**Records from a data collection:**
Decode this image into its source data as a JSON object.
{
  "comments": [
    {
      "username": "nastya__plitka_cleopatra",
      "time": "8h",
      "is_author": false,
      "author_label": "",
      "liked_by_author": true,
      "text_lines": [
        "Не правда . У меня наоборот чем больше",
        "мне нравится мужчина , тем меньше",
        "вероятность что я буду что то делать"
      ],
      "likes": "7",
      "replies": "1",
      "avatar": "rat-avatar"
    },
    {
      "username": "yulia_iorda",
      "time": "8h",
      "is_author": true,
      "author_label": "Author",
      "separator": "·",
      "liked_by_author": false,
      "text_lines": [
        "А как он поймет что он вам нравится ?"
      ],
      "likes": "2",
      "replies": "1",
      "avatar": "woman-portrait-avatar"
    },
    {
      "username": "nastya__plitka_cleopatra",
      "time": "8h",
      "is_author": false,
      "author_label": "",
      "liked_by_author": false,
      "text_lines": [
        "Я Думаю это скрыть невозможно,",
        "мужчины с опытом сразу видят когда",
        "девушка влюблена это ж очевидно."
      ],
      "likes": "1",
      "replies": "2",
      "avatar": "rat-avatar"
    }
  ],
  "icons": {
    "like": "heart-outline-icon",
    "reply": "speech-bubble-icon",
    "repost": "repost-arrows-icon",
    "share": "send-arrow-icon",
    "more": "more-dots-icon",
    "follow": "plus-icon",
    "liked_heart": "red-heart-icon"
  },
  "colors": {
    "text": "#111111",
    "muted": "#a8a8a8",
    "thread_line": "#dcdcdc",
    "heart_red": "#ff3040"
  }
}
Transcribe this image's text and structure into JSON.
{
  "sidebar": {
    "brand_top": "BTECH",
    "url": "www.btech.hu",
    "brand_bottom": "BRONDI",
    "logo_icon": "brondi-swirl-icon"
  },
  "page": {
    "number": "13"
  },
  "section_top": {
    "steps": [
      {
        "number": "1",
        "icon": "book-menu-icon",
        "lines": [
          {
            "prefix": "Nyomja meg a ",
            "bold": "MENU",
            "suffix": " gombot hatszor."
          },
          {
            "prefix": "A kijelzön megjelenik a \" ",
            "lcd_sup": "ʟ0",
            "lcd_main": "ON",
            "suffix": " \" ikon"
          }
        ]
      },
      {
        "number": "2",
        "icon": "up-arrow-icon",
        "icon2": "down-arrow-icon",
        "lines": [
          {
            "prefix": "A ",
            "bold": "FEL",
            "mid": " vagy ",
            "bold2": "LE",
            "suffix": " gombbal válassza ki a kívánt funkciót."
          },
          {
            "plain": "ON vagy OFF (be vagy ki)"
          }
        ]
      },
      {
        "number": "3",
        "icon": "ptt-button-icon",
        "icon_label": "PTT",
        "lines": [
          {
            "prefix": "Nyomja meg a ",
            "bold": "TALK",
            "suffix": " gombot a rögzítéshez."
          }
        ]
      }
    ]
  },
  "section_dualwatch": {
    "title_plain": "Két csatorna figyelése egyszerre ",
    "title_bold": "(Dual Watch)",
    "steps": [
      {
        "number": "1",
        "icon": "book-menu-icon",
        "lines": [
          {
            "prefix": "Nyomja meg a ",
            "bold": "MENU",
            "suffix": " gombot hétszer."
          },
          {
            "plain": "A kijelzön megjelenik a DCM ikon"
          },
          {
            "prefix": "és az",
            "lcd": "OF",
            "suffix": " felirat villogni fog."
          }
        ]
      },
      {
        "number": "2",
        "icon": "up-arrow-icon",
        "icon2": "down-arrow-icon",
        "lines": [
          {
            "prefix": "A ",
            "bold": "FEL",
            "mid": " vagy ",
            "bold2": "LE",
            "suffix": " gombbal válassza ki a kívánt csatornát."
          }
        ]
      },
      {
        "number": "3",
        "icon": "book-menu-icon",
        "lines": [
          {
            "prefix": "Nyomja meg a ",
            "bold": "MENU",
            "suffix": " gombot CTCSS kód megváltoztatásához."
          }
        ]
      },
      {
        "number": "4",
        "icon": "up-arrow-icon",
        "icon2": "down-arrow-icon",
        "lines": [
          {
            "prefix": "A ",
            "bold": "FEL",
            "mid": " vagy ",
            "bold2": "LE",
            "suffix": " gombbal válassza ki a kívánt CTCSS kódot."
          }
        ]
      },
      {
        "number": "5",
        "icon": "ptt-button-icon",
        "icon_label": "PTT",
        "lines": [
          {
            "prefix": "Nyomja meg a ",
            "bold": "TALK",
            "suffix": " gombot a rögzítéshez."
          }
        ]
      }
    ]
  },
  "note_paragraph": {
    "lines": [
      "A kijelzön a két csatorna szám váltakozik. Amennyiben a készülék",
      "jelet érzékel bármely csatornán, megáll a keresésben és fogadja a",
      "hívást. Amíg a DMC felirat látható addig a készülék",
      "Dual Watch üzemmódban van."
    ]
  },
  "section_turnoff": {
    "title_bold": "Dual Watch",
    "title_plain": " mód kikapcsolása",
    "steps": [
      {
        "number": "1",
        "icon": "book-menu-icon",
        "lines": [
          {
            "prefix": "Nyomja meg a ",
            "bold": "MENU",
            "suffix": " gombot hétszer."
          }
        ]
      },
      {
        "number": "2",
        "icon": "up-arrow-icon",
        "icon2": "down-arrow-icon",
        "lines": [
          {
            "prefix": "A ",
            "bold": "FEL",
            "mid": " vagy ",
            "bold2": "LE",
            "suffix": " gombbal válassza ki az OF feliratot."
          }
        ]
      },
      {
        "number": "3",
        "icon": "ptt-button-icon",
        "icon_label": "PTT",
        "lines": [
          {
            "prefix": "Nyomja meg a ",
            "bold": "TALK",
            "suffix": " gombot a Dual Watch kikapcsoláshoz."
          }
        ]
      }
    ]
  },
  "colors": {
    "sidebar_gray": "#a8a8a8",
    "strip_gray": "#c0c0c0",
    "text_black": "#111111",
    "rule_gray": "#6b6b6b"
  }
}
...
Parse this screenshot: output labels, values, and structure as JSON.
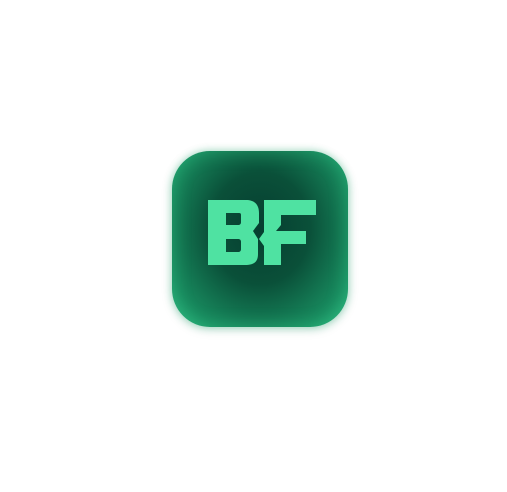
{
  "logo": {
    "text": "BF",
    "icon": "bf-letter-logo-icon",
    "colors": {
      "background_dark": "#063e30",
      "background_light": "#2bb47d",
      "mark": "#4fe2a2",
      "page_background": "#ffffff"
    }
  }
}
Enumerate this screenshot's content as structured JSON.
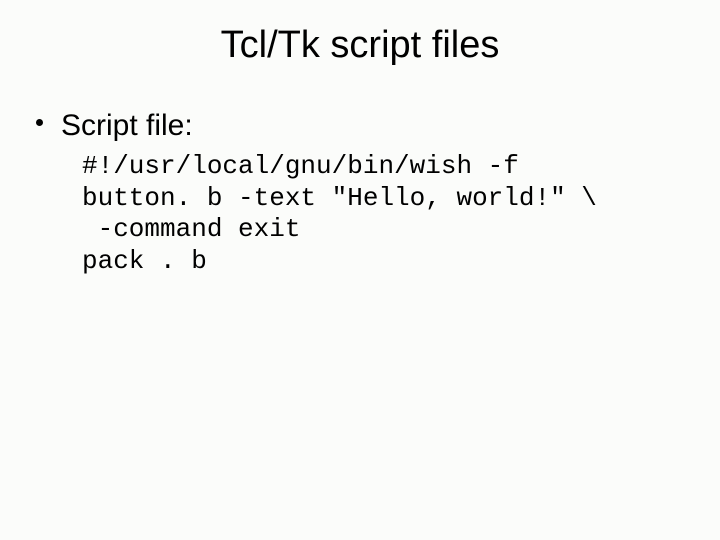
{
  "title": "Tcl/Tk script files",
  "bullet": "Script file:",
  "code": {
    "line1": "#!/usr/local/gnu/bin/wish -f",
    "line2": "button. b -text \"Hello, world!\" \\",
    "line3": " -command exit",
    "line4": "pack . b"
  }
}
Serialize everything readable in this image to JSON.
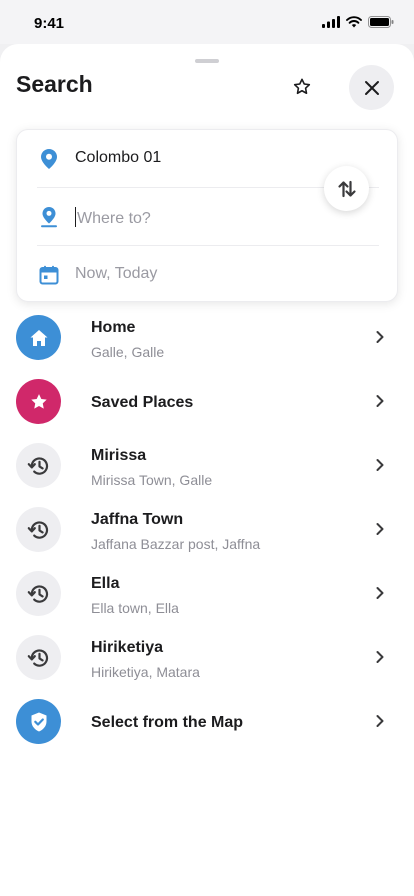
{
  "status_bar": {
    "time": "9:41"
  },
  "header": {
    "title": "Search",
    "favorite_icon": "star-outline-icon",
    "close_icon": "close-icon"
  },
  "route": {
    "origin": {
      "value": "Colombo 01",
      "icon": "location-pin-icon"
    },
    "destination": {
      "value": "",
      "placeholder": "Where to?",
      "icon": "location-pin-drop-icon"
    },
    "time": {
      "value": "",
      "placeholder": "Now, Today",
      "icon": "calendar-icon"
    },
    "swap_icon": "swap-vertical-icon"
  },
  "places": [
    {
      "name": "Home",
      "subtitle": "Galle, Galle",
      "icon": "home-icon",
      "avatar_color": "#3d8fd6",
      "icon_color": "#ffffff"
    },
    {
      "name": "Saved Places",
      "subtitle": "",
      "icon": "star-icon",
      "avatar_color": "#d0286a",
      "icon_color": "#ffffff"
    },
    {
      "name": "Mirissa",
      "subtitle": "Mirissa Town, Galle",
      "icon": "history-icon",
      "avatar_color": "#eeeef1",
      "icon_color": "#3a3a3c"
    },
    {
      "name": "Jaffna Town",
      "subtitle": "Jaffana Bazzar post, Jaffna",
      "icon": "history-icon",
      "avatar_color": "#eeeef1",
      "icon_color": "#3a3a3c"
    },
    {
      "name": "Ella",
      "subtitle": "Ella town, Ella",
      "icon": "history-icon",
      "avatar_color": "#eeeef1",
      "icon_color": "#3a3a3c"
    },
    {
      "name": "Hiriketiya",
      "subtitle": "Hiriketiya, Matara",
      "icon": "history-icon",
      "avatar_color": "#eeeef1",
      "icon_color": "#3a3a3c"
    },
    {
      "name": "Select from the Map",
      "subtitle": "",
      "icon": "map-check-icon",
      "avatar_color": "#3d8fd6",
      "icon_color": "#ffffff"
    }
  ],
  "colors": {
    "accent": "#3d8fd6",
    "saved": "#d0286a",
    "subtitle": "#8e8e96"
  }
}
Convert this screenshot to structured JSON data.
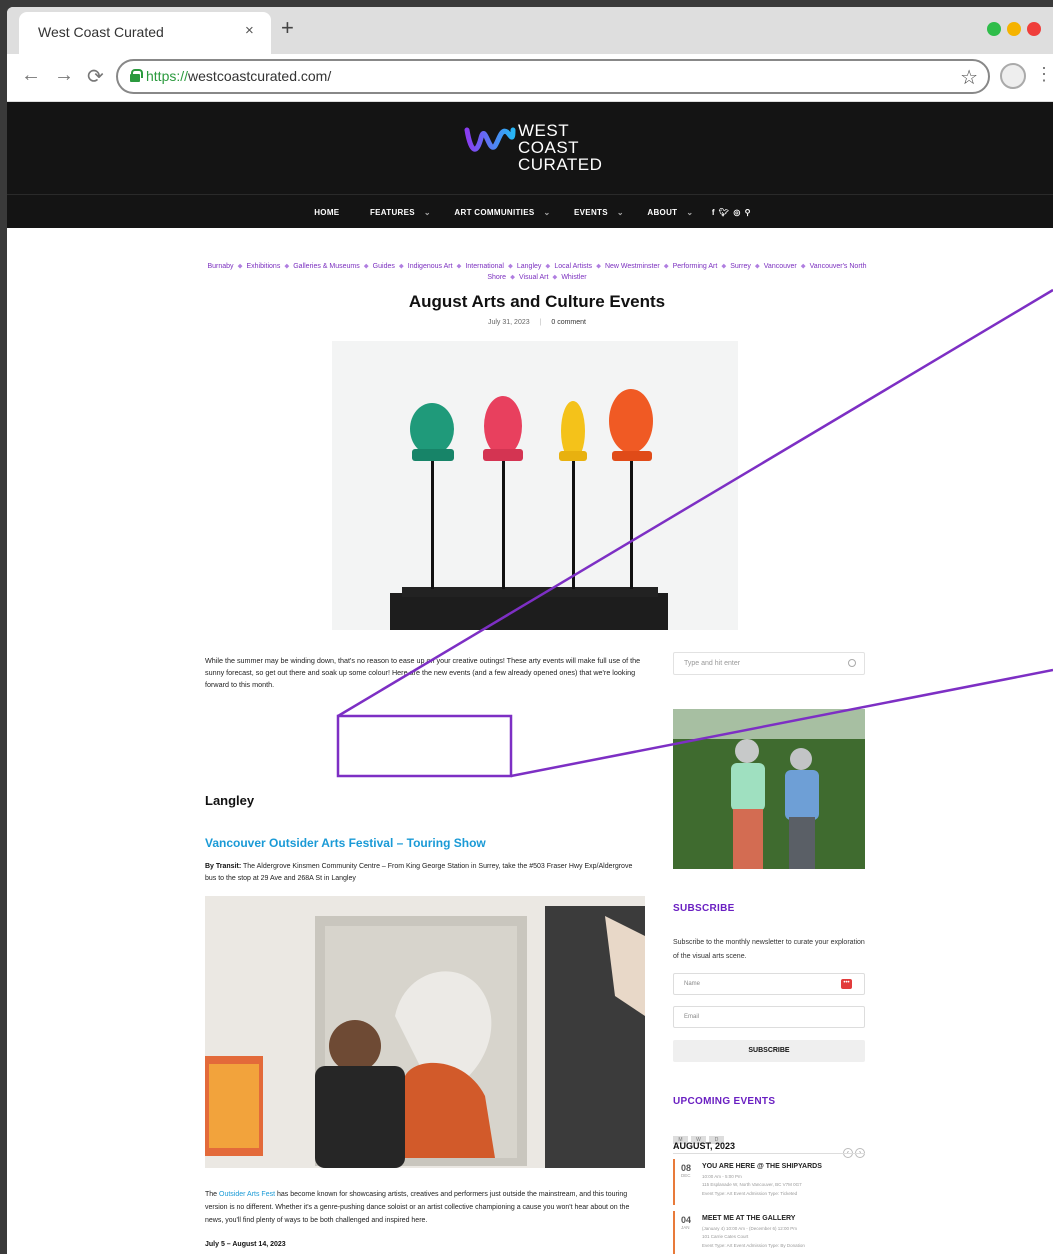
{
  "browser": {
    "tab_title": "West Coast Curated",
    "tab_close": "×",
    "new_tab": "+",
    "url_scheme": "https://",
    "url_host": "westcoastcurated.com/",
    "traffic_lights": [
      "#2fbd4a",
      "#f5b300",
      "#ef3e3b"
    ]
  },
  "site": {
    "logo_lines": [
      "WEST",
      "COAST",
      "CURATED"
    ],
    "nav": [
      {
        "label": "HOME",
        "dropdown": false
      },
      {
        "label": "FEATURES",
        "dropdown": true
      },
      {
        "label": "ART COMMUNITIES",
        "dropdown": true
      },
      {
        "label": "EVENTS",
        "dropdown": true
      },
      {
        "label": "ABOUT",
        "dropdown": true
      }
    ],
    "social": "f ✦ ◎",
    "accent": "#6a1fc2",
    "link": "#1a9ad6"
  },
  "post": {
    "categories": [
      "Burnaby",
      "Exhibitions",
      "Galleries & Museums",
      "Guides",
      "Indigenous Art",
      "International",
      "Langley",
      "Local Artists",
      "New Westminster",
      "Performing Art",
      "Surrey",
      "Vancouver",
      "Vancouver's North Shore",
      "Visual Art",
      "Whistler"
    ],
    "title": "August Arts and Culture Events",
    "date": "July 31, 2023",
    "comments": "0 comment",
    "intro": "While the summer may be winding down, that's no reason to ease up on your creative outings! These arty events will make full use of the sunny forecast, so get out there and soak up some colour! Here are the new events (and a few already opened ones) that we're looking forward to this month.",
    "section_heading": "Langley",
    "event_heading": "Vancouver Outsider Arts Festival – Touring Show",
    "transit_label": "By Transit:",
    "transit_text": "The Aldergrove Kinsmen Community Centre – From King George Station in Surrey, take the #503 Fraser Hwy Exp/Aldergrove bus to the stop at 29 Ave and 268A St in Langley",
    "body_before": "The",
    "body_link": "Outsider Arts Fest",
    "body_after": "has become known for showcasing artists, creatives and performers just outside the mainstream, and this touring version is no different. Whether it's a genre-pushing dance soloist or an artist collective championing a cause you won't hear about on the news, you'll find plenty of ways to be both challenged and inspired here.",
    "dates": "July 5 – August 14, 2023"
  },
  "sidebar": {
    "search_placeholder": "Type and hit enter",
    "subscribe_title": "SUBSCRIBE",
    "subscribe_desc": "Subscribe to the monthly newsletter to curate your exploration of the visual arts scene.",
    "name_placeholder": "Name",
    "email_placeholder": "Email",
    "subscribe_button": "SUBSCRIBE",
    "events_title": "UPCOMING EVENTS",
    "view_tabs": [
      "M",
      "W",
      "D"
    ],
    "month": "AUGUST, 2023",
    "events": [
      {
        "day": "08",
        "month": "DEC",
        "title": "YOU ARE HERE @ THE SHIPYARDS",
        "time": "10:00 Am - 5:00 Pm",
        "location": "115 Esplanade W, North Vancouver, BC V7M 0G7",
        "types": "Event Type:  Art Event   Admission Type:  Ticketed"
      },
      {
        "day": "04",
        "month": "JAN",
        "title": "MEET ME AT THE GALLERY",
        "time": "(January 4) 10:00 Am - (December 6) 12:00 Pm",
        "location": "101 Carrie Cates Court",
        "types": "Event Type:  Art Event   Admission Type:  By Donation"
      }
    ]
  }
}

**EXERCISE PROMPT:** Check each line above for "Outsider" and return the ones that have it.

**SOLUTION FOR THIS PROBLEM:**
    "event_heading": "Vancouver Outsider Arts Festival – Touring Show",
    "body_link": "Outsider Arts Fest",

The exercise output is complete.